1. AI Model Inputs Storage on Cosmos DB Containers


    To create storage for AI model inputs on Azure Cosmos DB, you will need to create a Cosmos DB account, a database within that account, and a container within that database. The Cosmos DB account acts as the management unit for your databases, the database serves as a namespace to manage multiple containers, and the containers are where the actual items for your AI models will be stored.

    Below is a Pulumi program in Python that will create these resources:

    1. Cosmos DB Account: This is the top-level resource which provides the necessary endpoint to interact with the Cosmos DB service.
    2. SQL Database: Under the Cosmos DB account, a SQL API database will be created, which can contain multiple containers.
    3. SQL Container: Within the SQL database, we define a SQL container that will actually store the data.

    Each SQL container is provisioned with a certain amount of throughput, which is measured in Request Units per second (RUs). You need to consider how much throughput to provision based on the expected workload.

    Here's what the Pulumi code looks like for setting up AI model input storage on Azure Cosmos DB Containers:

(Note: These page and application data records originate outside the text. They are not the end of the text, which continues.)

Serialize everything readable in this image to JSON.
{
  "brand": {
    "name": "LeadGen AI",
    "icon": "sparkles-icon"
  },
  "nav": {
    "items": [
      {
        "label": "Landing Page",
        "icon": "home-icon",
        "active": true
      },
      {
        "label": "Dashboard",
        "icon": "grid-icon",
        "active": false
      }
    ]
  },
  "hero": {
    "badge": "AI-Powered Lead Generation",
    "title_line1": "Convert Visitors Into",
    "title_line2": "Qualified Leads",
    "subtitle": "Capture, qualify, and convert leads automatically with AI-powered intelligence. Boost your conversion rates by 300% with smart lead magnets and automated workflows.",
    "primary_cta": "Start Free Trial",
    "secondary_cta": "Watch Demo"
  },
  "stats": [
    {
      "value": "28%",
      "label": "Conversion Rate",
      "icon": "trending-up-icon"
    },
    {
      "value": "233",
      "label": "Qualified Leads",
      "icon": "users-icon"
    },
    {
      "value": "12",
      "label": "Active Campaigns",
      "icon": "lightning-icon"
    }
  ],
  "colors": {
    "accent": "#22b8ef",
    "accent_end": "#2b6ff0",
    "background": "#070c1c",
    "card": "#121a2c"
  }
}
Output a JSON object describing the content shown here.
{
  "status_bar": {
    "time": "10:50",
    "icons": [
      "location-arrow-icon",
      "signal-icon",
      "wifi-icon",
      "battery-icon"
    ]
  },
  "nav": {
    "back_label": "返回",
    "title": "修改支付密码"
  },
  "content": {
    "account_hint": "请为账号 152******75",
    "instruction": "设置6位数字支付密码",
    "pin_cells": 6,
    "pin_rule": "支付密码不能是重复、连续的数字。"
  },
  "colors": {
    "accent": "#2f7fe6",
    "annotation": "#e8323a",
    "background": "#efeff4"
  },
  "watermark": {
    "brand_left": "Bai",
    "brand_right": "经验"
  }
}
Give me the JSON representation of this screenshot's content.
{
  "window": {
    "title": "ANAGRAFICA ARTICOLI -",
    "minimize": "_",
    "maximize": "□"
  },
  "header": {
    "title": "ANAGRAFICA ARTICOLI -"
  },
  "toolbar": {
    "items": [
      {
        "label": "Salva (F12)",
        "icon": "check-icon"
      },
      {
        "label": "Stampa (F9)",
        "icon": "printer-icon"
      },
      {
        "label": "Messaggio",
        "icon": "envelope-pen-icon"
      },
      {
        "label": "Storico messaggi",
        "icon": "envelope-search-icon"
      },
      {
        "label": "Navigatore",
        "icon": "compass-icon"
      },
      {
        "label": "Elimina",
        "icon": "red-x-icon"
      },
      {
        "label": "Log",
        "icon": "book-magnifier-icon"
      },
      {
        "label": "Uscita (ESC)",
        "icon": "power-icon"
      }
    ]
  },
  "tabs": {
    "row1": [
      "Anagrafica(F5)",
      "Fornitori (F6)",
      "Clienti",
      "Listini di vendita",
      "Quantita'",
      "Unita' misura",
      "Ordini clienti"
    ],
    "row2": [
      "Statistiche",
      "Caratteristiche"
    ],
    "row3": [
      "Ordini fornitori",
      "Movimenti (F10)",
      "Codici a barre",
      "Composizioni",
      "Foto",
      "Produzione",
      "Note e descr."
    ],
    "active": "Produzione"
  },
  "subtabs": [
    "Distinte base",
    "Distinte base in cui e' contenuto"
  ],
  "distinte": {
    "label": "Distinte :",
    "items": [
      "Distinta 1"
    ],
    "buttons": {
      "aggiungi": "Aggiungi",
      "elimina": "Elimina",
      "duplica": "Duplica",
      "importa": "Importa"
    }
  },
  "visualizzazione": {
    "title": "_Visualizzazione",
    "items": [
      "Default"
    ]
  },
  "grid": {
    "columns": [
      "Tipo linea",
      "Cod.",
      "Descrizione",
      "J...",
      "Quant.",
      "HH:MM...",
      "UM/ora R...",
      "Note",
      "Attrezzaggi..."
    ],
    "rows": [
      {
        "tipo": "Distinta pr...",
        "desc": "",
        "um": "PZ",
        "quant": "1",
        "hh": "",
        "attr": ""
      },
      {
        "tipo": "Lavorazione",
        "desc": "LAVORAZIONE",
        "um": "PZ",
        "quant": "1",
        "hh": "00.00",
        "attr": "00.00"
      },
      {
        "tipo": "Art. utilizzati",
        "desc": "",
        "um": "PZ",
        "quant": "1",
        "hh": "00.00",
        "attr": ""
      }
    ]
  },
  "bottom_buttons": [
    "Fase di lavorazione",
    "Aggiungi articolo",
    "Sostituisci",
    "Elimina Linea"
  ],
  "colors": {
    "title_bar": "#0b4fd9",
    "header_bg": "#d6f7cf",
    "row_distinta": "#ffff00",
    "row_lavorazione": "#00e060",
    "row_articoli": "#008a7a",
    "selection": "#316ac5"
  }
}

    import pulumi import pulumi_azure_native as azure_native # Create a new resource group to contain the Cosmos DB account resource_group = azure_native.resources.ResourceGroup('ai_model_resources') # Create a new Cosmos DB account with a SQL API type account = azure_native.documentdb.DatabaseAccount('cosmosdb_account', resource_group_name=resource_group.name, kind="GlobalDocumentDB", locations=[ { "locationName": "East US", "failoverPriority": 0, "isZoneRedundant": False, }, ], database_account_offer_type="Standard", enable_multiple_write_locations=True, ) # Create a new SQL API database within the Cosmos DB account database = azure_native.documentdb.SqlResourceSqlDatabase('sql_database', resource_group_name=resource_group.name, account_name=account.name, resource=azure_native.documentdb.SqlDatabaseResourceArgs( id="aIModelInputsDatabase" ), options=azure_native.documentdb.CreateUpdateOptionsArgs( throughput=400, # Specify the throughput ), ) # Create a new SQL container within the SQL API database container = azure_native.documentdb.SqlResourceSqlContainer('sql_container', resource_group_name=resource_group.name, account_name=account.name, database_name=database.name, resource=azure_native.documentdb.SqlContainerResourceArgs( id="ModelInputs", partitionKey=azure_native.documentdb.ContainerPartitionKeyArgs( paths=["/ModelId"], kind="Hash" ) ), options=azure_native.documentdb.CreateUpdateOptionsArgs( throughput=1000, # Higher throughput, adjust based on actual usage ), ) # Export the Cosmos DB account endpoint and primary master key pulumi.export('endpoint', account.document_endpoint) pulumi.export('primary_master_key', account.list_keys.apply(lambda keys: keys.primary_master_key))

    This program sets up infrastructure where you can store AI model inputs. Once completed, the endpoint of the Cosmos DB service and its primary key are exported. These outputs can be used to configure your AI application to connect to the Cosmos DB container and store or retrieve data.

    Detailed Explanation:

    • azure_native.resources.ResourceGroup: Represents an Azure Resource Group which is a container that holds related resources for an Azure solution.
    • azure_native.documentdb.DatabaseAccount: This creates an Azure Cosmos DB account which is required before you can create any databases or containers.
    • azure_native.documentdb.SqlResourceSqlDatabase: This creates a SQL API database within the Cosmos DB account for managing and containing your containers.
    • azure_native.documentdb.SqlResourceSqlContainer: This creates an individual container within the database that will actually store the items.
    • pulumi.export: Outputs the generated values from the Pulumi program, such as the endpoint and primary master key for the Cosmos DB account. These can be used in other systems or for reference.

    Note on Throughput:

    Throughput settings, represented by throughput parameter, are important for performance considerations. You need to set the throughput according to your application's requirements. It's measured in Request Units per second (RUs). You can start with the default values provided and adjust as necessary based on actual performance and cost management.